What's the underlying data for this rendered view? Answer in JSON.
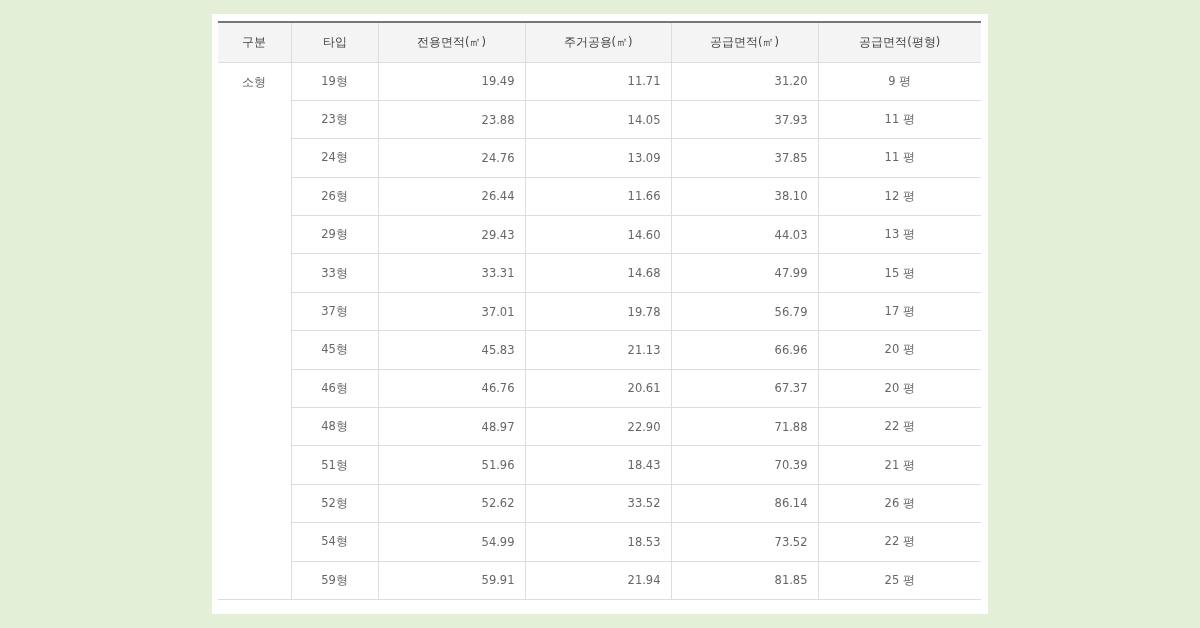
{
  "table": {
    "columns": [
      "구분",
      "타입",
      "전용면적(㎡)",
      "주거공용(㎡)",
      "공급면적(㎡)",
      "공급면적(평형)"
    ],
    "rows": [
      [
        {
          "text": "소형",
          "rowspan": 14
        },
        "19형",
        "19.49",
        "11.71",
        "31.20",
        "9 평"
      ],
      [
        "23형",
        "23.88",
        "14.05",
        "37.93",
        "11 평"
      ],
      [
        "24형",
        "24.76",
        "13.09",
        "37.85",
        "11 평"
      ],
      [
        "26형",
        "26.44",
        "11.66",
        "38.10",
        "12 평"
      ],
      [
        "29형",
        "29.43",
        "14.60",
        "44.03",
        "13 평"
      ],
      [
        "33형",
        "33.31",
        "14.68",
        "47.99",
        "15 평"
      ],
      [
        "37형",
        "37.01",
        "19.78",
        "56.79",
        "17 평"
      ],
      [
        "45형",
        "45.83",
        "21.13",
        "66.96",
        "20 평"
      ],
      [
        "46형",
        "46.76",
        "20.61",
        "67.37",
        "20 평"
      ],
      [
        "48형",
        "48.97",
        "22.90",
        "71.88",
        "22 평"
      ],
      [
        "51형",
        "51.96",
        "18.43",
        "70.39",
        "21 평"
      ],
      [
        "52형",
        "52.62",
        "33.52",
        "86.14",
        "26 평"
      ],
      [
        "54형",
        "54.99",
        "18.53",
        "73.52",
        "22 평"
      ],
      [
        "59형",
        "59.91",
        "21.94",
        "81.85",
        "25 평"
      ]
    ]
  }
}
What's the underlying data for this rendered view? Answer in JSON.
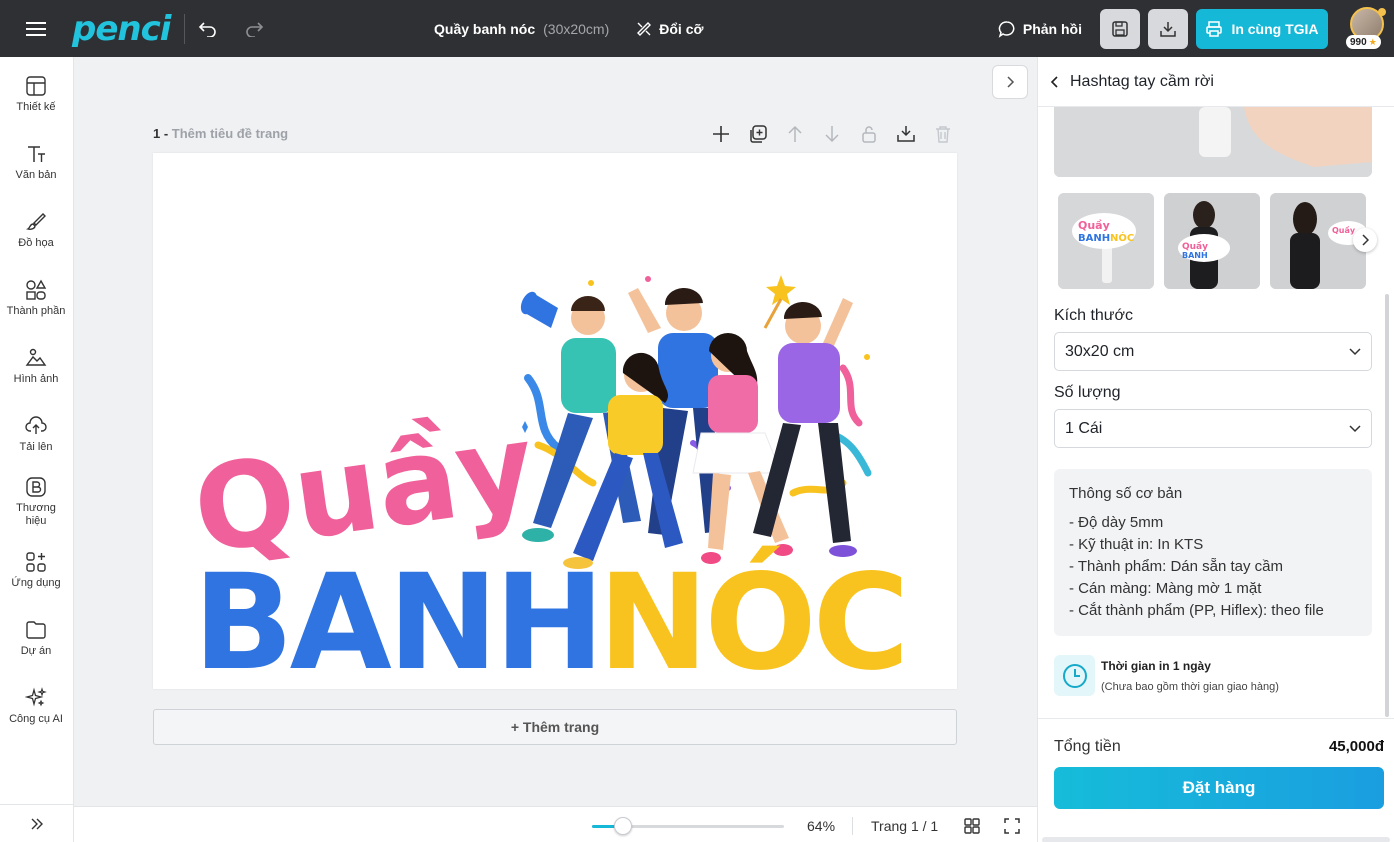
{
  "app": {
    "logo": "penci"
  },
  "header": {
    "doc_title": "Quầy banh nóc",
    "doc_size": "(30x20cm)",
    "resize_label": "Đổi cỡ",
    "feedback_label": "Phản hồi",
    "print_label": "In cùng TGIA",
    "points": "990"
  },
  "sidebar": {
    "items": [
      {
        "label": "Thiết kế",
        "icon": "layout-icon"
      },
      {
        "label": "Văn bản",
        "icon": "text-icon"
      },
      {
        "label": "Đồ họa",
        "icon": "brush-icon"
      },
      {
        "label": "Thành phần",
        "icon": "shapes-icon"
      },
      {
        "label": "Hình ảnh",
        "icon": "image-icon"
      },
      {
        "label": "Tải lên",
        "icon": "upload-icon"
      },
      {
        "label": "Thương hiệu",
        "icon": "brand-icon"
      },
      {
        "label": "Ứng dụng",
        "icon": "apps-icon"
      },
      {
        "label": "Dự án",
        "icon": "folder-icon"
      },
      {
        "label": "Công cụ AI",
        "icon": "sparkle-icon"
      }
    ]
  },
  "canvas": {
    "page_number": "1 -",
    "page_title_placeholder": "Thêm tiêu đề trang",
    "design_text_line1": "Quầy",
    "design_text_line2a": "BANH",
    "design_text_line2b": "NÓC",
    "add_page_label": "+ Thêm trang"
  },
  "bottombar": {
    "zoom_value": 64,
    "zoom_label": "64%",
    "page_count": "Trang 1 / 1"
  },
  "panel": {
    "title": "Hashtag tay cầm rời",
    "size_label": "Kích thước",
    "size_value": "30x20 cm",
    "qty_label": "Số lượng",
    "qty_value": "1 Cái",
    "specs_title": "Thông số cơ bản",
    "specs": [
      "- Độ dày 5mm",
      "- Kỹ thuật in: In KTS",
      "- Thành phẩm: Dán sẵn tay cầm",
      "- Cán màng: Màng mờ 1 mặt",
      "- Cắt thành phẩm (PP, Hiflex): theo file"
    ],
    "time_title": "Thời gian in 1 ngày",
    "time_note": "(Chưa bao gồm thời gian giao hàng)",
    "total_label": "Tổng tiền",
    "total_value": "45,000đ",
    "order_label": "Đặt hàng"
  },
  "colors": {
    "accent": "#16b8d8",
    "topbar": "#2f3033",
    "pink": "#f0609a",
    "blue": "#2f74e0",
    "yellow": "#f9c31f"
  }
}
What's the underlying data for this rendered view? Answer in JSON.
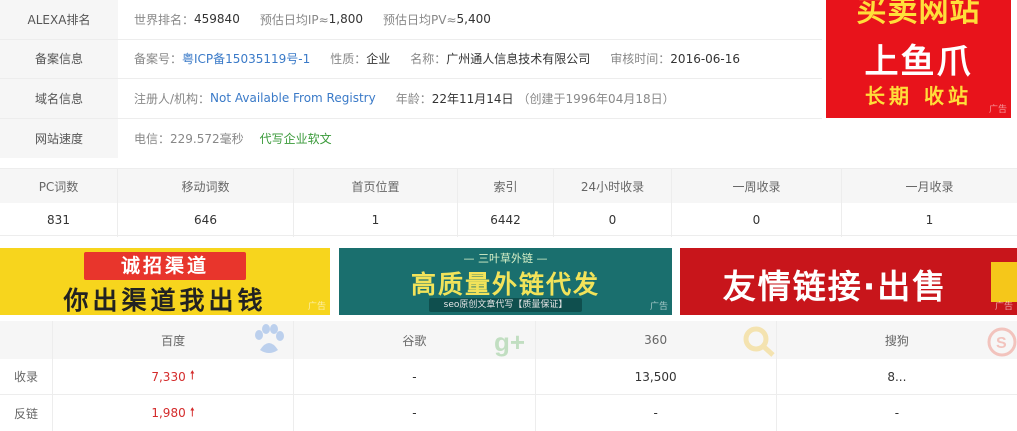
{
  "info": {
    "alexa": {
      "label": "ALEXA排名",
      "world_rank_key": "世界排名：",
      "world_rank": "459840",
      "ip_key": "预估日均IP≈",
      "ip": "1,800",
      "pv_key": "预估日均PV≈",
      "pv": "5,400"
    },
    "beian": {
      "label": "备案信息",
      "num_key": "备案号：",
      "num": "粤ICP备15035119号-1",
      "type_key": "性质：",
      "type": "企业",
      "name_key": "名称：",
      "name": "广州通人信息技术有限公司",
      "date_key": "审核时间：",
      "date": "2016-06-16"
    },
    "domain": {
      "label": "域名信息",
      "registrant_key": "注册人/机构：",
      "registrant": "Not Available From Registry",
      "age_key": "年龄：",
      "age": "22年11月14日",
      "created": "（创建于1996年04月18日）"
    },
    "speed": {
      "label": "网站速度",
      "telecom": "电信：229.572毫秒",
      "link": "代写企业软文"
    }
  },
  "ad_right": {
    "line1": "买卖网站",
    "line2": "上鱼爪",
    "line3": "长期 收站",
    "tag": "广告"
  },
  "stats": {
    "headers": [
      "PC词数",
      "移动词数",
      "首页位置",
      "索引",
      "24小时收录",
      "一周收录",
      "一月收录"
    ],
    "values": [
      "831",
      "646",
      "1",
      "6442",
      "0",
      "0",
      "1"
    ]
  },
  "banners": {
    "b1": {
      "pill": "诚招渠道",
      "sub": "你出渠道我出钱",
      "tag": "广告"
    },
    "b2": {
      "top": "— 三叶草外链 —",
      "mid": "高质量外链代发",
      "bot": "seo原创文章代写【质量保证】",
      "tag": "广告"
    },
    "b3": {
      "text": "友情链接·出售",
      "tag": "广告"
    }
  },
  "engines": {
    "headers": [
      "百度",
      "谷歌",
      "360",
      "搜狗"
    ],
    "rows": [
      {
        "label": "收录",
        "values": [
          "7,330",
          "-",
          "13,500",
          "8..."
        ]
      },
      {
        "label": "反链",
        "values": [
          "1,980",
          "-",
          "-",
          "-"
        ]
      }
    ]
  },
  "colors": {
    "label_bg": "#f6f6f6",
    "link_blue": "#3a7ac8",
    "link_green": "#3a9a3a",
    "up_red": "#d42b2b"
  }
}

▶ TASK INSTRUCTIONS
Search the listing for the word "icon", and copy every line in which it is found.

▶ TASK RESULT
        "icon": "layout-icon"
        "icon": "text-icon"
        "icon": "brush-icon"
        "icon": "shapes-icon"
        "icon": "image-icon"
        "icon": "upload-icon"
        "icon": "brand-icon"
        "icon": "apps-icon"
        "icon": "folder-icon"
        "icon": "sparkle-icon"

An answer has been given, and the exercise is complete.